Pete Maidment from Wincandy has some excellent easy-to-do cooking ideas for your youth group. I’ve no idea about the calories but they do look tasty.
Cooking with your youth group is great fun, and a good way to get discussion going. Here are five simple things for you to cook together.
- Rocky Road. Really simple, and totally adaptable, mix together melted chocolate with biscuit, marshmallows, cherries, sweets, chocolates… whatever you fancy! Spoon into cupcake cases and leave to set.
Tea Light S’mores. This american classic can easily be adapted for any situation; stick marshmallows onto sticks and toast over tea lights. When they’re toasted sandwich them between two biscuits and a chunk of chocolate. The ultimate campfire delicacy. (Keep a bowl of water to hand for any accidentally combusting marshmallows).
Pizzas. Either buy ready made pizza bases or if you’re feeling adventurous make bread dough with your group from scratch. Have a jar of tomato sauce (tomato pasta sauce works great) a big bowl of grated cheese and a selection of toppings.
Chocolate Dipping. use up any unwanted(?) Easter Eggs… break the chocolate up into a bowl and melt it in the microwave or over a bain marie. Prepare stuff to stick on skewers: strawberries, grapes, marshmallows, cake chunks… include a few crazier options: salted pretzels, crispy bacon and ritz crackers are all good, and then get dipping…
Pasta. Making your own pasta is great fun, really simple, and something just a little bit different… Mix together 600g of pasta flour and 6 large eggs. Use your fingers and keep mixing and kneading until you have a good smooth dough (either do this in one big bowl and give everyone a chance to have a go at kneading – or make 6 bowls each with 100g flour and 1 egg). Knead and knead (and chat and chat!) Once your dough is smooth and springy you’ll need to roll it out into a thin sheet. If you’re using a pasta machine you’ll have lots of fun, make sure everyone has a go! Otherwise, dust a surface with more flour, get out a rolling pin, and get rolling. You’ll need to roll it really thin (tagliatelle thin) and then carefully cut into strips with a sharp knife. Dump in boiling water for a couple of minutes and serve with a choice of sauces, or just butter and grated cheese…
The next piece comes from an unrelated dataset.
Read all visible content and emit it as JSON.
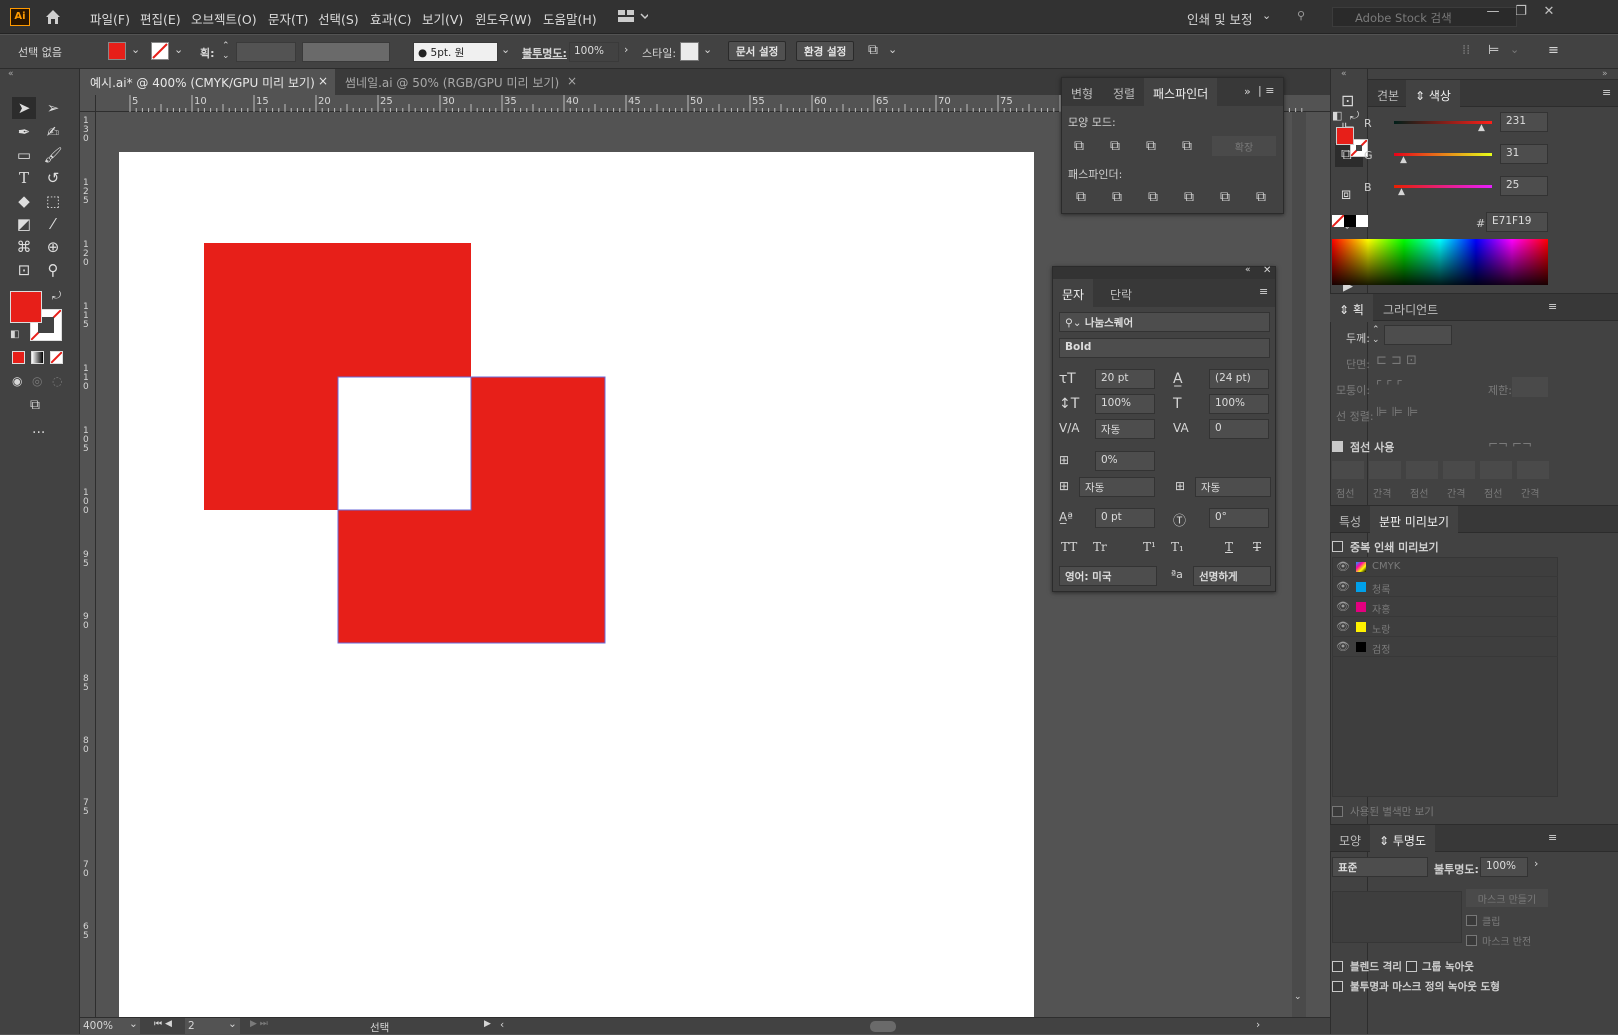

What recipes would you add to our list?
The wonderful Dan Jones in Bristol Diocese has produced a useful handout of prayers and liturgy especially for All Age Worship. Download a PDF copy here.
If you’re looking for All-Age Worship resources Mary Hawes (National Youth & Children’s Work Adviser) has collected a Pinterest board together that’s really useful. Click here for inspiration.
If we are going to respond adequately to the doubting experiences of youth, we need to ensure that young people … have patient, understanding companions who can guide and care for them through the twists and turns of the journey of doubt.
Find out what four words every parent, leader, and mentor should keep handy in their back pocket for moments like these… click here for a stunning article from The Fuller Youth Institute